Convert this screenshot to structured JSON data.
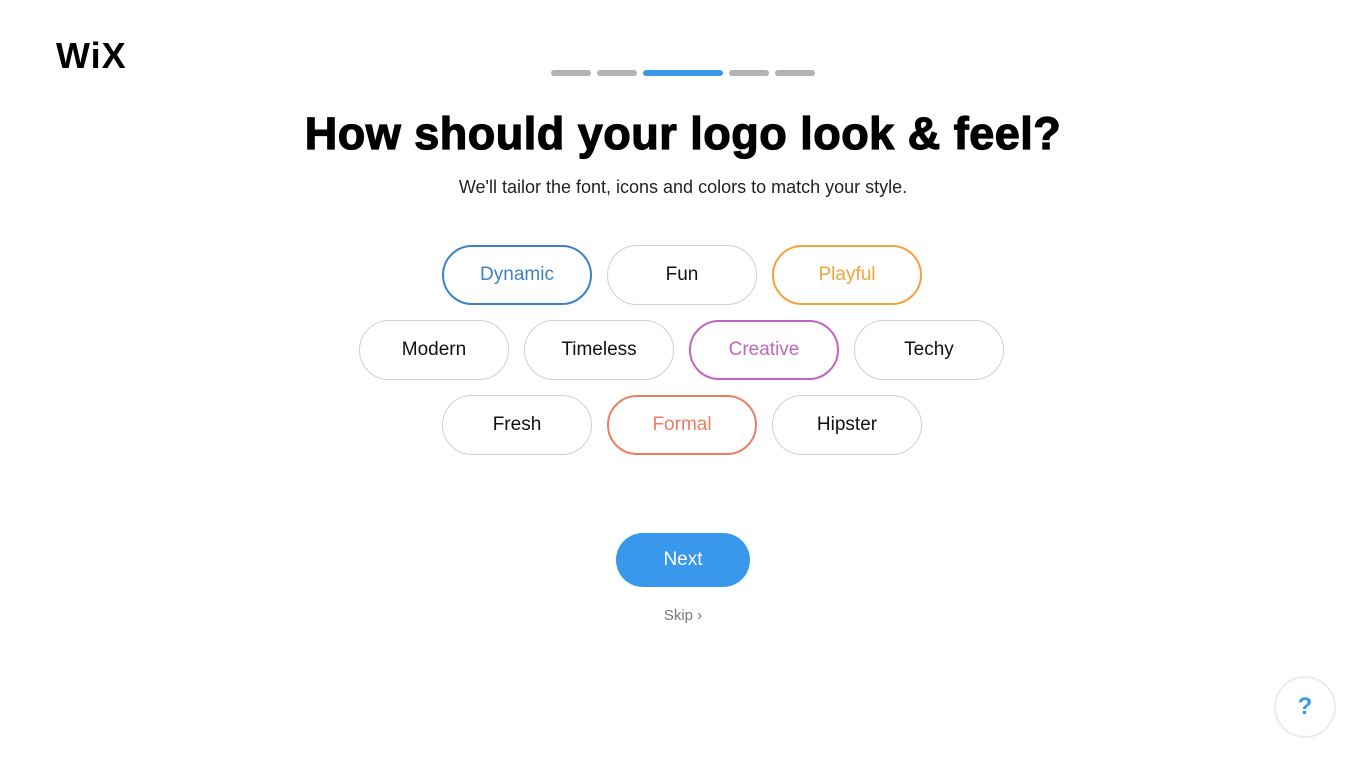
{
  "brand": {
    "logo_text": "WiX"
  },
  "progress": {
    "total_steps": 5,
    "current_step": 3
  },
  "header": {
    "title": "How should your logo look & feel?",
    "subtitle": "We'll tailor the font, icons and colors to match your style."
  },
  "styles": [
    {
      "label": "Dynamic",
      "selected": true,
      "color": "#3b82c8"
    },
    {
      "label": "Fun",
      "selected": false,
      "color": "#111111"
    },
    {
      "label": "Playful",
      "selected": true,
      "color": "#f3a33c"
    },
    {
      "label": "Modern",
      "selected": false,
      "color": "#111111"
    },
    {
      "label": "Timeless",
      "selected": false,
      "color": "#111111"
    },
    {
      "label": "Creative",
      "selected": true,
      "color": "#c066c0"
    },
    {
      "label": "Techy",
      "selected": false,
      "color": "#111111"
    },
    {
      "label": "Fresh",
      "selected": false,
      "color": "#111111"
    },
    {
      "label": "Formal",
      "selected": true,
      "color": "#ef7d63"
    },
    {
      "label": "Hipster",
      "selected": false,
      "color": "#111111"
    }
  ],
  "actions": {
    "next_label": "Next",
    "skip_label": "Skip",
    "skip_icon": "chevron-right-icon"
  },
  "help": {
    "label": "?",
    "icon": "help-icon"
  },
  "colors": {
    "accent": "#3899ec",
    "inactive_segment": "#b3b3b3"
  }
}
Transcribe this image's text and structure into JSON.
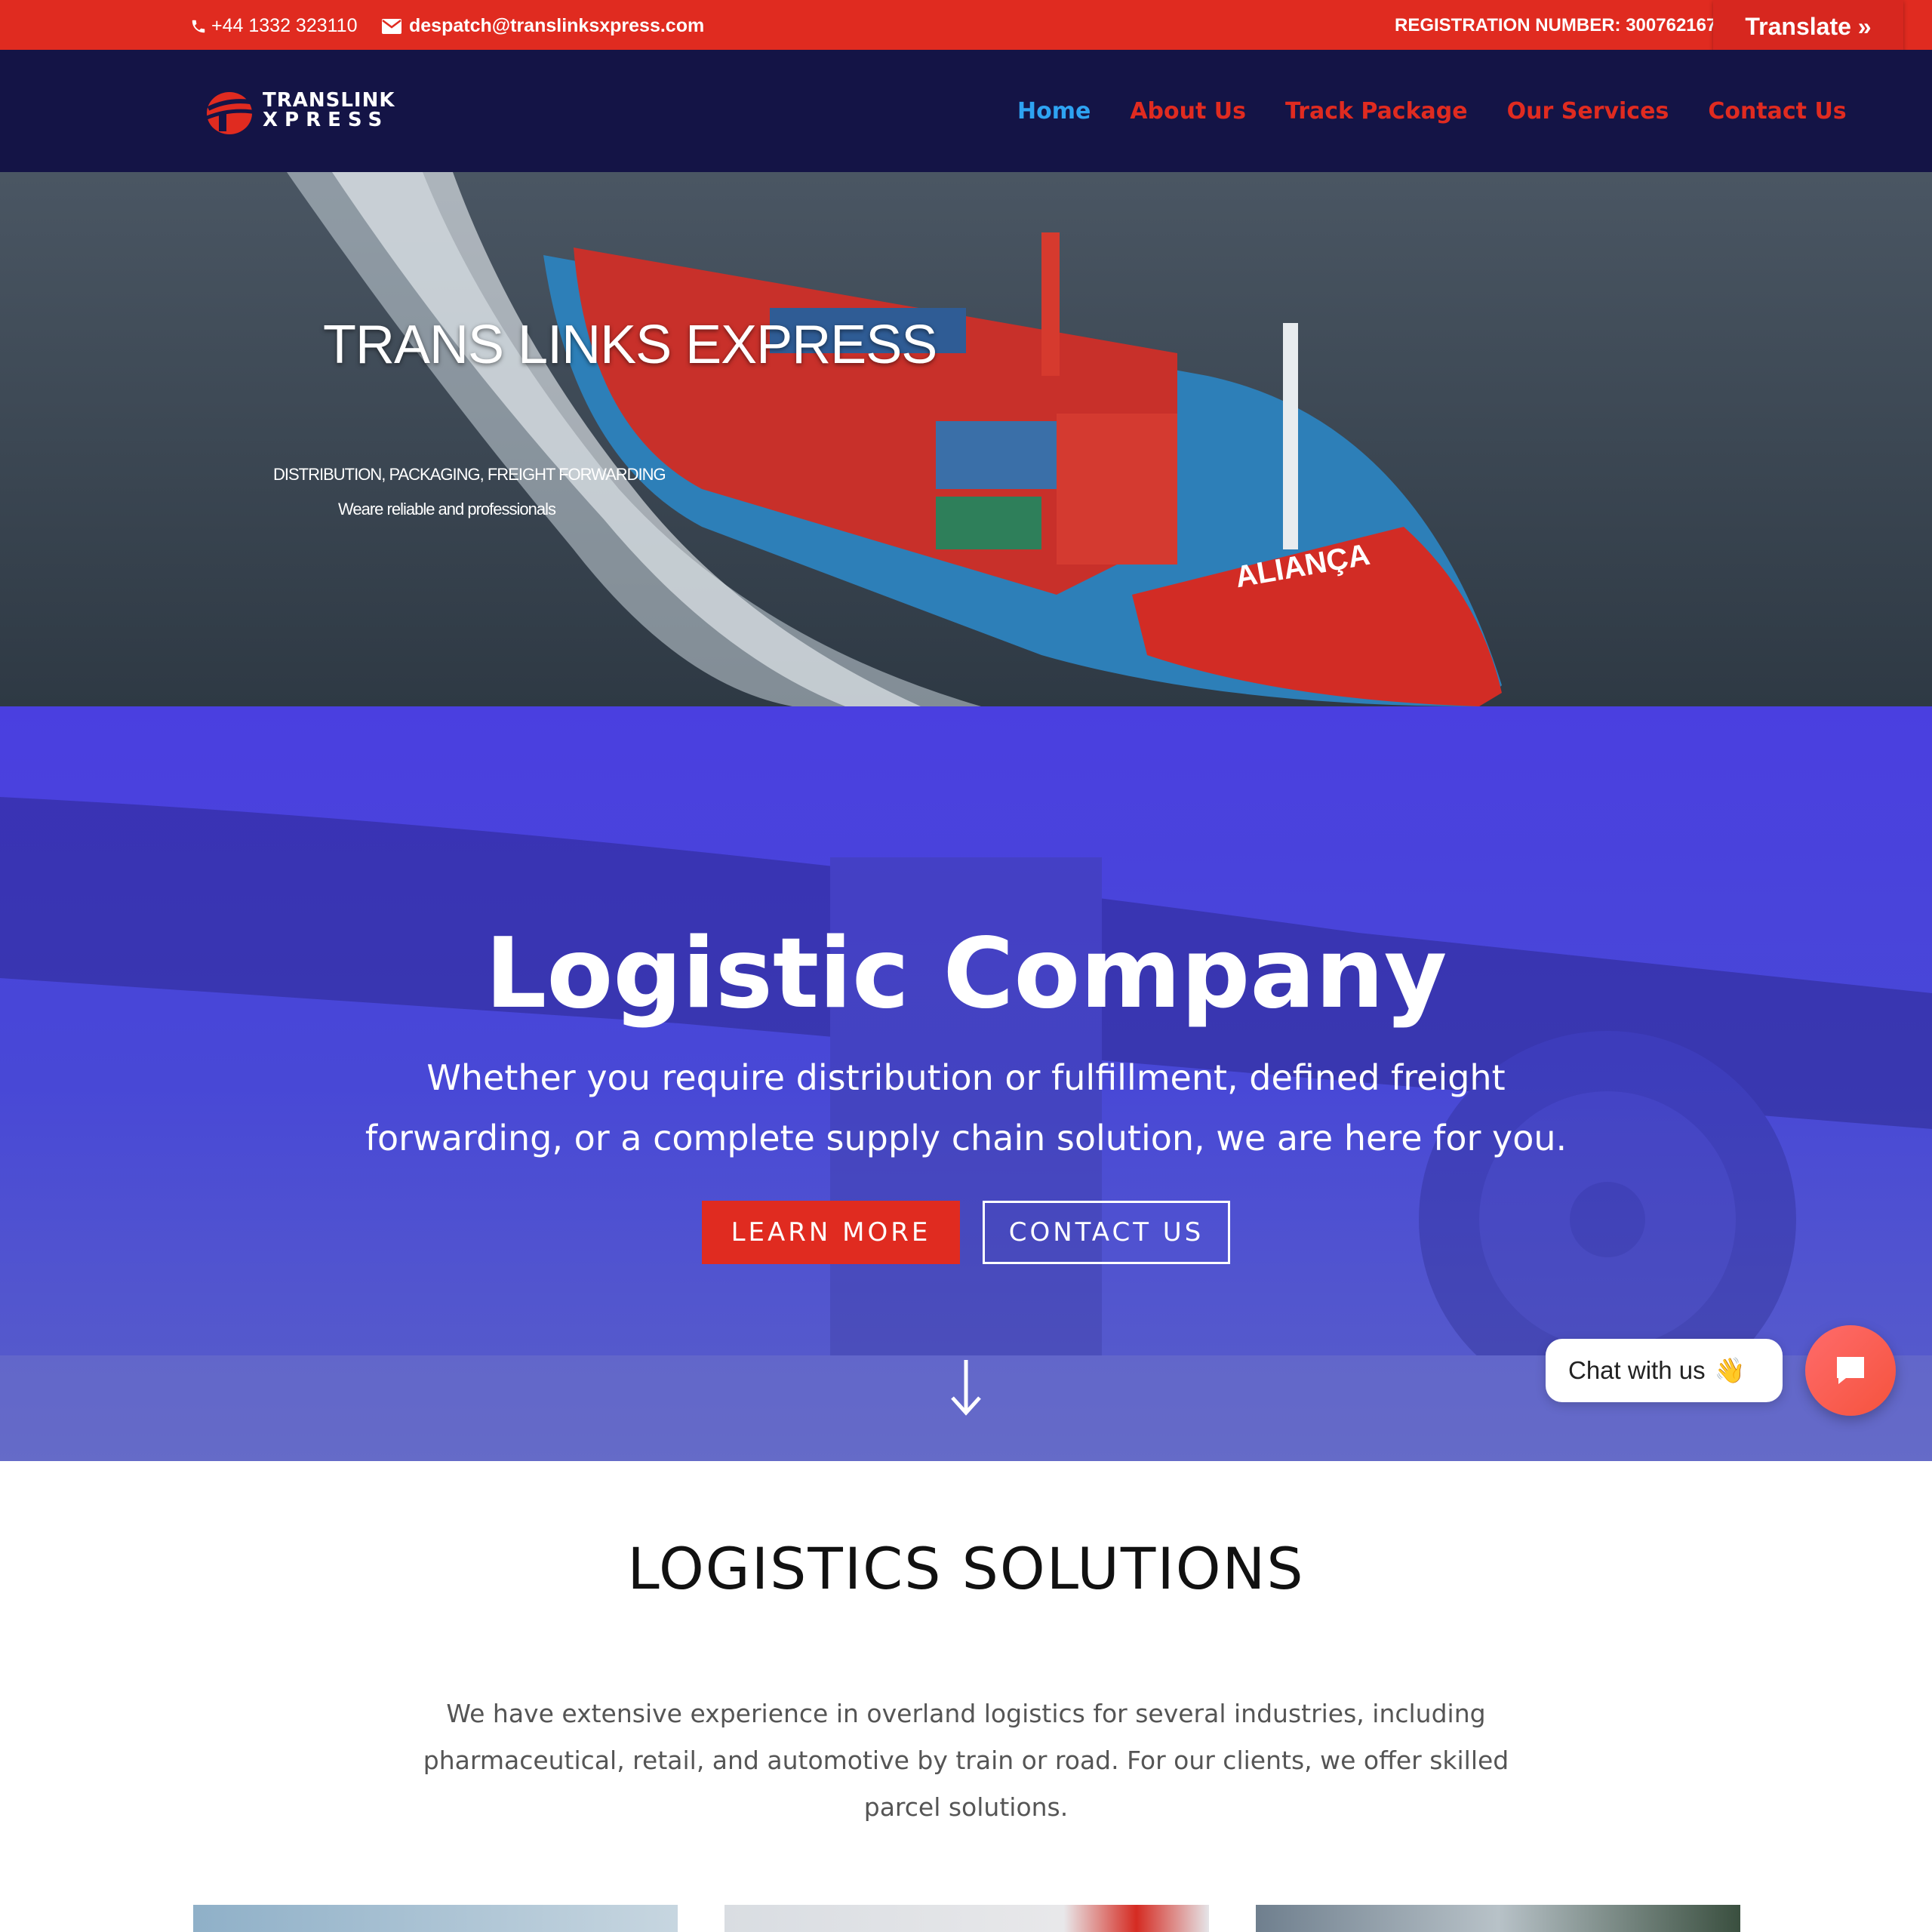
{
  "topbar": {
    "phone": "+44 1332 323110",
    "email": "despatch@translinksxpress.com",
    "registration": "REGISTRATION NUMBER: 300762167",
    "translate_label": "Translate »"
  },
  "header": {
    "logo_line1": "TRANSLINK",
    "logo_line2": "XPRESS",
    "nav": [
      {
        "label": "Home",
        "active": true
      },
      {
        "label": "About Us",
        "active": false
      },
      {
        "label": "Track Package",
        "active": false
      },
      {
        "label": "Our Services",
        "active": false
      },
      {
        "label": "Contact Us",
        "active": false
      }
    ]
  },
  "hero": {
    "title": "TRANS LINKS EXPRESS",
    "subtitle": "DISTRIBUTION, PACKAGING, FREIGHT FORWARDING",
    "tagline": "Weare reliable and professionals",
    "ship_name": "ALIANÇA"
  },
  "intro": {
    "title": "Logistic Company",
    "text": "Whether you require distribution or fulfillment, defined freight forwarding, or a complete supply chain solution, we are here for you.",
    "learn_more": "LEARN MORE",
    "contact_us": "CONTACT US"
  },
  "chat": {
    "label": "Chat with us",
    "emoji": "👋"
  },
  "solutions": {
    "title": "LOGISTICS SOLUTIONS",
    "text": "We have extensive experience in overland logistics for several industries, including pharmaceutical, retail, and automotive by train or road. For our clients, we offer skilled parcel solutions."
  },
  "colors": {
    "topbar": "#e02b20",
    "header": "#141446",
    "nav_active": "#2ea3f2",
    "nav_link": "#e02b20",
    "blue_overlay": "#4a3fe0",
    "button_red": "#e02b20"
  }
}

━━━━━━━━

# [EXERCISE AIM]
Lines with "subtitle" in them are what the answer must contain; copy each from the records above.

# [ANSWER SPACE]
    "subtitle": "We'll tailor the font, icons and colors to match your style."
    "subtitle": "DISTRIBUTION, PACKAGING, FREIGHT FORWARDING",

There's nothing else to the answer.